- _What you will do_
Without the pictures, reproduce the records that follow exactly.

- _Supplied information_
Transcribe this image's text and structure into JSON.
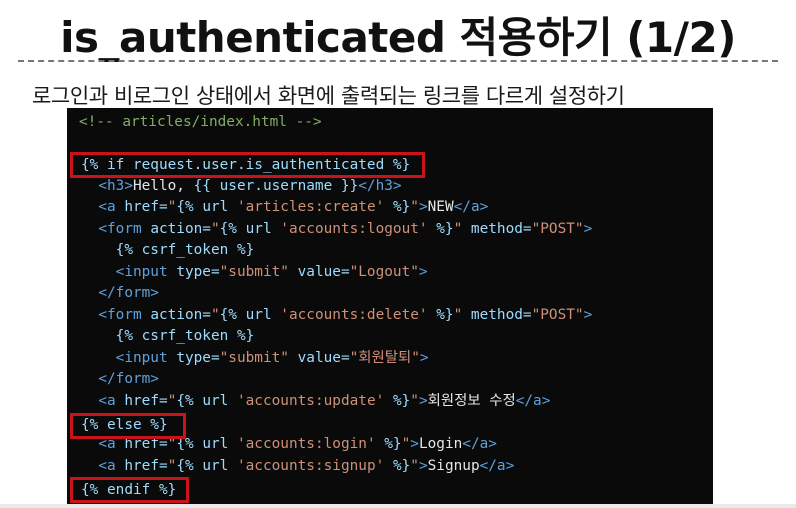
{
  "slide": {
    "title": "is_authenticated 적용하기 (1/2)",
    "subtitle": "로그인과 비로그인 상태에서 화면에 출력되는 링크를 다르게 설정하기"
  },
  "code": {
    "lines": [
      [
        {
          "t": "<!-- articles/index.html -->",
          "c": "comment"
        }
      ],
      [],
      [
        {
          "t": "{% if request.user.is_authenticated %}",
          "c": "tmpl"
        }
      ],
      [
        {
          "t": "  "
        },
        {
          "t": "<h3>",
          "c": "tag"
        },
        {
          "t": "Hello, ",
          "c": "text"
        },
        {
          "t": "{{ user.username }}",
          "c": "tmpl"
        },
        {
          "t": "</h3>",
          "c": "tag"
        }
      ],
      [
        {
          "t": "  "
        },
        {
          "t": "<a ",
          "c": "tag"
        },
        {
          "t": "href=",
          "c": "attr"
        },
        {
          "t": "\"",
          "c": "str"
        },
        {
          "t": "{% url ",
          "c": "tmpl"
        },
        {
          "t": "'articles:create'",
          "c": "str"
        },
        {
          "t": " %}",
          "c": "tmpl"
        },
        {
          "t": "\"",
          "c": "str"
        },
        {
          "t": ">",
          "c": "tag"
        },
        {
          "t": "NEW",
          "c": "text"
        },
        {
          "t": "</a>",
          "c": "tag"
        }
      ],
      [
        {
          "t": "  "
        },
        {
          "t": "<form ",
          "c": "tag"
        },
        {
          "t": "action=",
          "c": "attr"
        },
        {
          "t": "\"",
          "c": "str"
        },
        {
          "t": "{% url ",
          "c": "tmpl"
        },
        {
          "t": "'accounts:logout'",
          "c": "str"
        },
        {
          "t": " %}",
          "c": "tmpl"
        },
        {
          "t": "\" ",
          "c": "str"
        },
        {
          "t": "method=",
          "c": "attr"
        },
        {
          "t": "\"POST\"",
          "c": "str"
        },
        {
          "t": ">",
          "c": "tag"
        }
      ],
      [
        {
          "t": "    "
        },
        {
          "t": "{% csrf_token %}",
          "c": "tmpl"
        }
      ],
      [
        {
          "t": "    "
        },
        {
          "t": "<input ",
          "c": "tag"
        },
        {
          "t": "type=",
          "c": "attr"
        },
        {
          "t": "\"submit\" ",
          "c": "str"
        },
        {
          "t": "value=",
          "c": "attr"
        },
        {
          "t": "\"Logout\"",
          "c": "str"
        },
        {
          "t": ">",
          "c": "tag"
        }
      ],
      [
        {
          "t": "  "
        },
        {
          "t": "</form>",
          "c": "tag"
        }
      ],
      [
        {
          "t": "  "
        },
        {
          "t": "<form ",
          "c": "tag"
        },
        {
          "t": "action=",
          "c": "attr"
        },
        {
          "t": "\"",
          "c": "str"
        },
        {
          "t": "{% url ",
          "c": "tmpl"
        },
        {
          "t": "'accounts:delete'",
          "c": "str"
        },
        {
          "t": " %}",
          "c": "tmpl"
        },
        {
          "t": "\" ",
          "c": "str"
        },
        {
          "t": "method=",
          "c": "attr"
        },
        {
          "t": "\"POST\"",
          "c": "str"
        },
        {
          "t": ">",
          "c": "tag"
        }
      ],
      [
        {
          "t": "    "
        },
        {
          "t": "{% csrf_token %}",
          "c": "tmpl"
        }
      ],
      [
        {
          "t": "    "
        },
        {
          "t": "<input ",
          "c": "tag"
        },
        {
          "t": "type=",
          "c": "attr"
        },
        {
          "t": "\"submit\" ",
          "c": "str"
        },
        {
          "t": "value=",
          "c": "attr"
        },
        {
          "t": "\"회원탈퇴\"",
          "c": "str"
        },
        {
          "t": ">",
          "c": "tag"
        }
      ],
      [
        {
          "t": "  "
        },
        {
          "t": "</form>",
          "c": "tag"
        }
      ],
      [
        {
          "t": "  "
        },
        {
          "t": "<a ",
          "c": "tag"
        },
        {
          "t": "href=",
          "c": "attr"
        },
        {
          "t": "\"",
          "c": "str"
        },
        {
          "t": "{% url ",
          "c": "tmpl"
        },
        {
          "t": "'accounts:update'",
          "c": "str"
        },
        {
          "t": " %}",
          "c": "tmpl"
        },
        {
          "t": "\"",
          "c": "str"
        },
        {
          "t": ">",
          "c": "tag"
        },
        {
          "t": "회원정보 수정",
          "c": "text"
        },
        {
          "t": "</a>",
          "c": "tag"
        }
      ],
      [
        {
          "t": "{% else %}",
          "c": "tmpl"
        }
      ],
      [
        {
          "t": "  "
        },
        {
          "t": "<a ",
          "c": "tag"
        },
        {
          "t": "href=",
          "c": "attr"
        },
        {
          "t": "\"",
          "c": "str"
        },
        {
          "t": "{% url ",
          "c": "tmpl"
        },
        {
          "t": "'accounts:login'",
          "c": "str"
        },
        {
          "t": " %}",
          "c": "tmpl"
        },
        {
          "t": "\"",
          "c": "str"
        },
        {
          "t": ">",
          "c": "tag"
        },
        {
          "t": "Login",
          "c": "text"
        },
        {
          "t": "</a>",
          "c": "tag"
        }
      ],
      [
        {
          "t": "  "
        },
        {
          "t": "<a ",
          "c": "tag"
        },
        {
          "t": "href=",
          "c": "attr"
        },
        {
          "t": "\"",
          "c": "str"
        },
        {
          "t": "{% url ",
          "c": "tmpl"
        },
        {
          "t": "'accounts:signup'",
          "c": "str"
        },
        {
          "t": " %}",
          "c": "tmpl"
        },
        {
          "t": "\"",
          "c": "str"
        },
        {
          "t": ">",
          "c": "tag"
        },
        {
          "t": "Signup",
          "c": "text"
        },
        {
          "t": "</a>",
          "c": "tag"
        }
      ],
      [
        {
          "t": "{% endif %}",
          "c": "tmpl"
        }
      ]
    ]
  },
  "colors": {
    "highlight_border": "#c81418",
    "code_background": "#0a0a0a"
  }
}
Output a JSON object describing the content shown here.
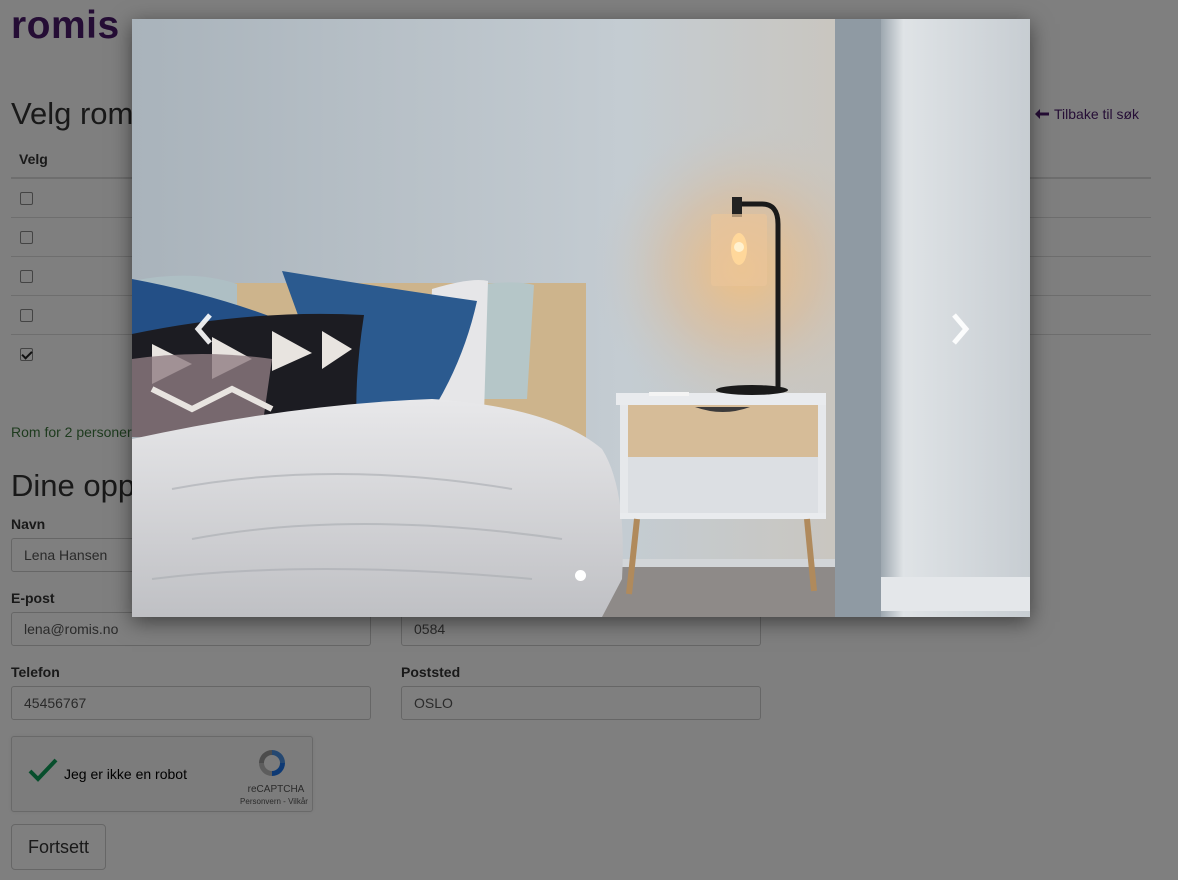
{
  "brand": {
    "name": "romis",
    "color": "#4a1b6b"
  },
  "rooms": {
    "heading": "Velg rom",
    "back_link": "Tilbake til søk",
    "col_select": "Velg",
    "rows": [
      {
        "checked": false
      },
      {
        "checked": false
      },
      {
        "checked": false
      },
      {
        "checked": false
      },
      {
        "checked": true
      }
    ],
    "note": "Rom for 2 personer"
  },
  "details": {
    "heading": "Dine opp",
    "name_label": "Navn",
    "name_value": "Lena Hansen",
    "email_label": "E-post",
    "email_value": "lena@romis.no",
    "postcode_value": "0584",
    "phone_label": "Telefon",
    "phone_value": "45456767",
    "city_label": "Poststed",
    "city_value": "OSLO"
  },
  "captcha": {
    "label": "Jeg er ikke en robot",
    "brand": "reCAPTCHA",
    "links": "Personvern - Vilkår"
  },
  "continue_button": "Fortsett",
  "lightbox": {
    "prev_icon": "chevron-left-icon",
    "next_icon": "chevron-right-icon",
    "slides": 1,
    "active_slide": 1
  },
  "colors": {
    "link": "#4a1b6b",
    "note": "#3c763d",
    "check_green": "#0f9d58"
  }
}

- _Task response_
Transcribe this image's text and structure into JSON.
{
  "slide": {
    "title": "is_authenticated 적용하기 (1/2)",
    "subtitle": "로그인과 비로그인 상태에서 화면에 출력되는 링크를 다르게 설정하기"
  },
  "code": {
    "lines": [
      [
        {
          "t": "<!-- articles/index.html -->",
          "c": "comment"
        }
      ],
      [],
      [
        {
          "t": "{% if request.user.is_authenticated %}",
          "c": "tmpl"
        }
      ],
      [
        {
          "t": "  "
        },
        {
          "t": "<h3>",
          "c": "tag"
        },
        {
          "t": "Hello, ",
          "c": "text"
        },
        {
          "t": "{{ user.username }}",
          "c": "tmpl"
        },
        {
          "t": "</h3>",
          "c": "tag"
        }
      ],
      [
        {
          "t": "  "
        },
        {
          "t": "<a ",
          "c": "tag"
        },
        {
          "t": "href=",
          "c": "attr"
        },
        {
          "t": "\"",
          "c": "str"
        },
        {
          "t": "{% url ",
          "c": "tmpl"
        },
        {
          "t": "'articles:create'",
          "c": "str"
        },
        {
          "t": " %}",
          "c": "tmpl"
        },
        {
          "t": "\"",
          "c": "str"
        },
        {
          "t": ">",
          "c": "tag"
        },
        {
          "t": "NEW",
          "c": "text"
        },
        {
          "t": "</a>",
          "c": "tag"
        }
      ],
      [
        {
          "t": "  "
        },
        {
          "t": "<form ",
          "c": "tag"
        },
        {
          "t": "action=",
          "c": "attr"
        },
        {
          "t": "\"",
          "c": "str"
        },
        {
          "t": "{% url ",
          "c": "tmpl"
        },
        {
          "t": "'accounts:logout'",
          "c": "str"
        },
        {
          "t": " %}",
          "c": "tmpl"
        },
        {
          "t": "\" ",
          "c": "str"
        },
        {
          "t": "method=",
          "c": "attr"
        },
        {
          "t": "\"POST\"",
          "c": "str"
        },
        {
          "t": ">",
          "c": "tag"
        }
      ],
      [
        {
          "t": "    "
        },
        {
          "t": "{% csrf_token %}",
          "c": "tmpl"
        }
      ],
      [
        {
          "t": "    "
        },
        {
          "t": "<input ",
          "c": "tag"
        },
        {
          "t": "type=",
          "c": "attr"
        },
        {
          "t": "\"submit\" ",
          "c": "str"
        },
        {
          "t": "value=",
          "c": "attr"
        },
        {
          "t": "\"Logout\"",
          "c": "str"
        },
        {
          "t": ">",
          "c": "tag"
        }
      ],
      [
        {
          "t": "  "
        },
        {
          "t": "</form>",
          "c": "tag"
        }
      ],
      [
        {
          "t": "  "
        },
        {
          "t": "<form ",
          "c": "tag"
        },
        {
          "t": "action=",
          "c": "attr"
        },
        {
          "t": "\"",
          "c": "str"
        },
        {
          "t": "{% url ",
          "c": "tmpl"
        },
        {
          "t": "'accounts:delete'",
          "c": "str"
        },
        {
          "t": " %}",
          "c": "tmpl"
        },
        {
          "t": "\" ",
          "c": "str"
        },
        {
          "t": "method=",
          "c": "attr"
        },
        {
          "t": "\"POST\"",
          "c": "str"
        },
        {
          "t": ">",
          "c": "tag"
        }
      ],
      [
        {
          "t": "    "
        },
        {
          "t": "{% csrf_token %}",
          "c": "tmpl"
        }
      ],
      [
        {
          "t": "    "
        },
        {
          "t": "<input ",
          "c": "tag"
        },
        {
          "t": "type=",
          "c": "attr"
        },
        {
          "t": "\"submit\" ",
          "c": "str"
        },
        {
          "t": "value=",
          "c": "attr"
        },
        {
          "t": "\"회원탈퇴\"",
          "c": "str"
        },
        {
          "t": ">",
          "c": "tag"
        }
      ],
      [
        {
          "t": "  "
        },
        {
          "t": "</form>",
          "c": "tag"
        }
      ],
      [
        {
          "t": "  "
        },
        {
          "t": "<a ",
          "c": "tag"
        },
        {
          "t": "href=",
          "c": "attr"
        },
        {
          "t": "\"",
          "c": "str"
        },
        {
          "t": "{% url ",
          "c": "tmpl"
        },
        {
          "t": "'accounts:update'",
          "c": "str"
        },
        {
          "t": " %}",
          "c": "tmpl"
        },
        {
          "t": "\"",
          "c": "str"
        },
        {
          "t": ">",
          "c": "tag"
        },
        {
          "t": "회원정보 수정",
          "c": "text"
        },
        {
          "t": "</a>",
          "c": "tag"
        }
      ],
      [
        {
          "t": "{% else %}",
          "c": "tmpl"
        }
      ],
      [
        {
          "t": "  "
        },
        {
          "t": "<a ",
          "c": "tag"
        },
        {
          "t": "href=",
          "c": "attr"
        },
        {
          "t": "\"",
          "c": "str"
        },
        {
          "t": "{% url ",
          "c": "tmpl"
        },
        {
          "t": "'accounts:login'",
          "c": "str"
        },
        {
          "t": " %}",
          "c": "tmpl"
        },
        {
          "t": "\"",
          "c": "str"
        },
        {
          "t": ">",
          "c": "tag"
        },
        {
          "t": "Login",
          "c": "text"
        },
        {
          "t": "</a>",
          "c": "tag"
        }
      ],
      [
        {
          "t": "  "
        },
        {
          "t": "<a ",
          "c": "tag"
        },
        {
          "t": "href=",
          "c": "attr"
        },
        {
          "t": "\"",
          "c": "str"
        },
        {
          "t": "{% url ",
          "c": "tmpl"
        },
        {
          "t": "'accounts:signup'",
          "c": "str"
        },
        {
          "t": " %}",
          "c": "tmpl"
        },
        {
          "t": "\"",
          "c": "str"
        },
        {
          "t": ">",
          "c": "tag"
        },
        {
          "t": "Signup",
          "c": "text"
        },
        {
          "t": "</a>",
          "c": "tag"
        }
      ],
      [
        {
          "t": "{% endif %}",
          "c": "tmpl"
        }
      ]
    ]
  },
  "colors": {
    "highlight_border": "#c81418",
    "code_background": "#0a0a0a"
  }
}
Output a JSON object describing the content shown here.
{
  "brand": {
    "name": "romis",
    "color": "#4a1b6b"
  },
  "rooms": {
    "heading": "Velg rom",
    "back_link": "Tilbake til søk",
    "col_select": "Velg",
    "rows": [
      {
        "checked": false
      },
      {
        "checked": false
      },
      {
        "checked": false
      },
      {
        "checked": false
      },
      {
        "checked": true
      }
    ],
    "note": "Rom for 2 personer"
  },
  "details": {
    "heading": "Dine opp",
    "name_label": "Navn",
    "name_value": "Lena Hansen",
    "email_label": "E-post",
    "email_value": "lena@romis.no",
    "postcode_value": "0584",
    "phone_label": "Telefon",
    "phone_value": "45456767",
    "city_label": "Poststed",
    "city_value": "OSLO"
  },
  "captcha": {
    "label": "Jeg er ikke en robot",
    "brand": "reCAPTCHA",
    "links": "Personvern - Vilkår"
  },
  "continue_button": "Fortsett",
  "lightbox": {
    "prev_icon": "chevron-left-icon",
    "next_icon": "chevron-right-icon",
    "slides": 1,
    "active_slide": 1
  },
  "colors": {
    "link": "#4a1b6b",
    "note": "#3c763d",
    "check_green": "#0f9d58"
  }
}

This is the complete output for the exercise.